New education strategy will be 'free of politics'
Phongthep commits to enhancing knowledge, boosting standardsEducation Minister Phongthep Thepkanjana promised yesterday that he would not let politics interfere with the improvement of education in the country as his ministry was in the process of drafting a national education plan and strategy to enhance education and address current problems.
"Education has to be free from politics as it is used to strengthen citizens' capabilities and develop the nation in the long run. We have to listen to everyone's opinion no matter who they are or how their political standpoints are different from ours. We also have listen to children's opinions," he said at a meeting hosted by the Office of the Education Council (OEC) in which opinions were sought to shape the national education strategy 2013-2015.
He added he would take all recommendations into consideration, including those created for the second-decade education reform, initiated by the Democrat-led government.
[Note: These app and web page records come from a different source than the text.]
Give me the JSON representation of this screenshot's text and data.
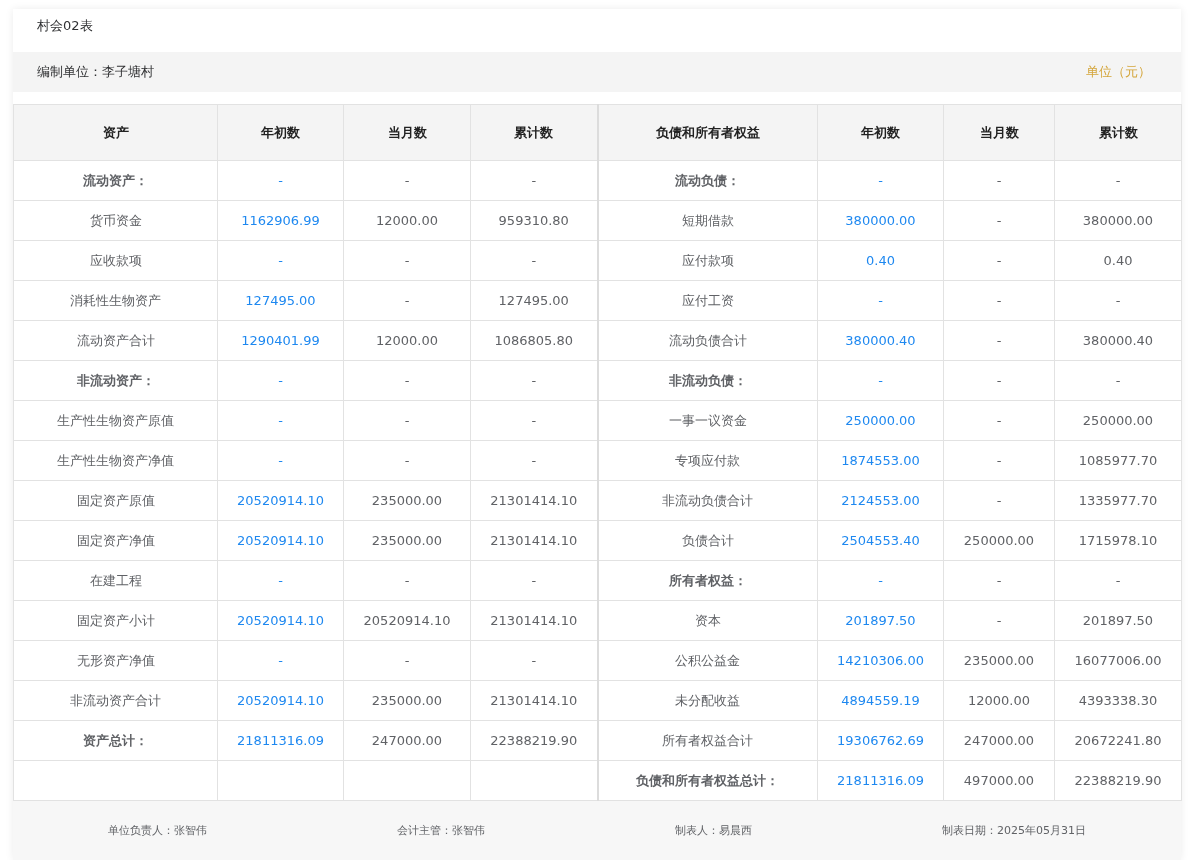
{
  "report_code": "村会02表",
  "info_bar": {
    "unit_label": "编制单位：李子塘村",
    "currency_label": "单位（元）"
  },
  "table": {
    "columns": [
      "资产",
      "年初数",
      "当月数",
      "累计数",
      "负债和所有者权益",
      "年初数",
      "当月数",
      "累计数"
    ],
    "rows": [
      {
        "left": {
          "label": "流动资产：",
          "kind": "heading",
          "values": [
            "-",
            "-",
            "-"
          ]
        },
        "right": {
          "label": "流动负债：",
          "kind": "heading",
          "values": [
            "-",
            "-",
            "-"
          ]
        }
      },
      {
        "left": {
          "label": "货币资金",
          "kind": "item",
          "values": [
            "1162906.99",
            "12000.00",
            "959310.80"
          ]
        },
        "right": {
          "label": "短期借款",
          "kind": "item",
          "values": [
            "380000.00",
            "-",
            "380000.00"
          ]
        }
      },
      {
        "left": {
          "label": "应收款项",
          "kind": "item",
          "values": [
            "-",
            "-",
            "-"
          ]
        },
        "right": {
          "label": "应付款项",
          "kind": "item",
          "values": [
            "0.40",
            "-",
            "0.40"
          ]
        }
      },
      {
        "left": {
          "label": "消耗性生物资产",
          "kind": "item",
          "values": [
            "127495.00",
            "-",
            "127495.00"
          ]
        },
        "right": {
          "label": "应付工资",
          "kind": "item",
          "values": [
            "-",
            "-",
            "-"
          ]
        }
      },
      {
        "left": {
          "label": "流动资产合计",
          "kind": "item",
          "values": [
            "1290401.99",
            "12000.00",
            "1086805.80"
          ]
        },
        "right": {
          "label": "流动负债合计",
          "kind": "item",
          "values": [
            "380000.40",
            "-",
            "380000.40"
          ]
        }
      },
      {
        "left": {
          "label": "非流动资产：",
          "kind": "heading",
          "values": [
            "-",
            "-",
            "-"
          ]
        },
        "right": {
          "label": "非流动负债：",
          "kind": "heading",
          "values": [
            "-",
            "-",
            "-"
          ]
        }
      },
      {
        "left": {
          "label": "生产性生物资产原值",
          "kind": "item",
          "values": [
            "-",
            "-",
            "-"
          ]
        },
        "right": {
          "label": "一事一议资金",
          "kind": "item",
          "values": [
            "250000.00",
            "-",
            "250000.00"
          ]
        }
      },
      {
        "left": {
          "label": "生产性生物资产净值",
          "kind": "item",
          "values": [
            "-",
            "-",
            "-"
          ]
        },
        "right": {
          "label": "专项应付款",
          "kind": "item",
          "values": [
            "1874553.00",
            "-",
            "1085977.70"
          ]
        }
      },
      {
        "left": {
          "label": "固定资产原值",
          "kind": "item",
          "values": [
            "20520914.10",
            "235000.00",
            "21301414.10"
          ]
        },
        "right": {
          "label": "非流动负债合计",
          "kind": "item",
          "values": [
            "2124553.00",
            "-",
            "1335977.70"
          ]
        }
      },
      {
        "left": {
          "label": "固定资产净值",
          "kind": "item",
          "values": [
            "20520914.10",
            "235000.00",
            "21301414.10"
          ]
        },
        "right": {
          "label": "负债合计",
          "kind": "item",
          "values": [
            "2504553.40",
            "250000.00",
            "1715978.10"
          ]
        }
      },
      {
        "left": {
          "label": "在建工程",
          "kind": "item",
          "values": [
            "-",
            "-",
            "-"
          ]
        },
        "right": {
          "label": "所有者权益：",
          "kind": "heading",
          "values": [
            "-",
            "-",
            "-"
          ]
        }
      },
      {
        "left": {
          "label": "固定资产小计",
          "kind": "item",
          "values": [
            "20520914.10",
            "20520914.10",
            "21301414.10"
          ]
        },
        "right": {
          "label": "资本",
          "kind": "item",
          "values": [
            "201897.50",
            "-",
            "201897.50"
          ]
        }
      },
      {
        "left": {
          "label": "无形资产净值",
          "kind": "item",
          "values": [
            "-",
            "-",
            "-"
          ]
        },
        "right": {
          "label": "公积公益金",
          "kind": "item",
          "values": [
            "14210306.00",
            "235000.00",
            "16077006.00"
          ]
        }
      },
      {
        "left": {
          "label": "非流动资产合计",
          "kind": "item",
          "values": [
            "20520914.10",
            "235000.00",
            "21301414.10"
          ]
        },
        "right": {
          "label": "未分配收益",
          "kind": "item",
          "values": [
            "4894559.19",
            "12000.00",
            "4393338.30"
          ]
        }
      },
      {
        "left": {
          "label": "资产总计：",
          "kind": "heading",
          "values": [
            "21811316.09",
            "247000.00",
            "22388219.90"
          ]
        },
        "right": {
          "label": "所有者权益合计",
          "kind": "item",
          "values": [
            "19306762.69",
            "247000.00",
            "20672241.80"
          ]
        }
      },
      {
        "left": null,
        "right": {
          "label": "负债和所有者权益总计：",
          "kind": "heading",
          "values": [
            "21811316.09",
            "497000.00",
            "22388219.90"
          ]
        }
      }
    ]
  },
  "footer": [
    "单位负责人：张智伟",
    "会计主管：张智伟",
    "制表人：易晨西",
    "制表日期：2025年05月31日"
  ]
}
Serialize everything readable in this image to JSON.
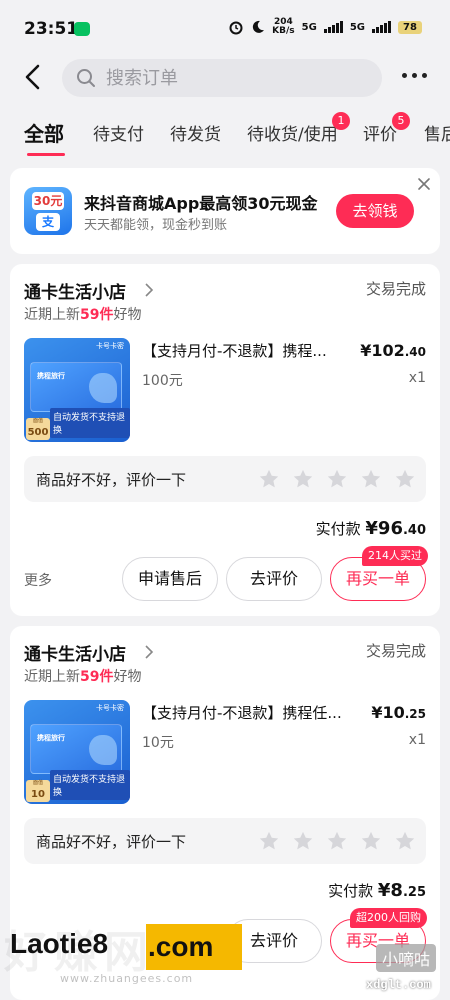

Education experts, however, wondered if the strategy would be implemented seriously enough.
"Implementation of the strategy is the most worrying issue for me," Assoc Prof Sukum Chaleisap, chair of advisory team for the president of Suan Dusit Rajabhat University said. "A manual that clearly tells teachers how to implement the strategy should be created and distributed naitonwide so teachers know how to follow the strategy correctly."
Assoc Prof Sompong Jitradub, a lecturer from Chulalongkorn University's Faculty of Education, said he wanted the OEC to provide more details on the implementation plan. "This should not just be comprised of the six sentences we see in the draft."
According to Prof Phawit Thongroj, the strategy will focus on enhancing education; providing equal opportunities; reforming the teaching profession; boosting education at higher and vocational levels to meet market demand; using information technology; promoting research and development to boost the country's intellectual capital; and enhancing competitiveness. The professor works as an adviser to the minister.
Phongthep said the strategy would help boost students' achievements, which were not satisfactory at present, by encouraging teachers to change the way they teach and allow students to voice their ideas more. Hence, he said, they would start with changing the curricula.
"Some subjects do not require students to remember too many details, but require them to think more and analyse," Phongthep explained.
Similar meetings would take place later in Chiang Mai, Nakhon Ratchasima, Kanchanaburi and Phuket to get recommendations from stakeholders.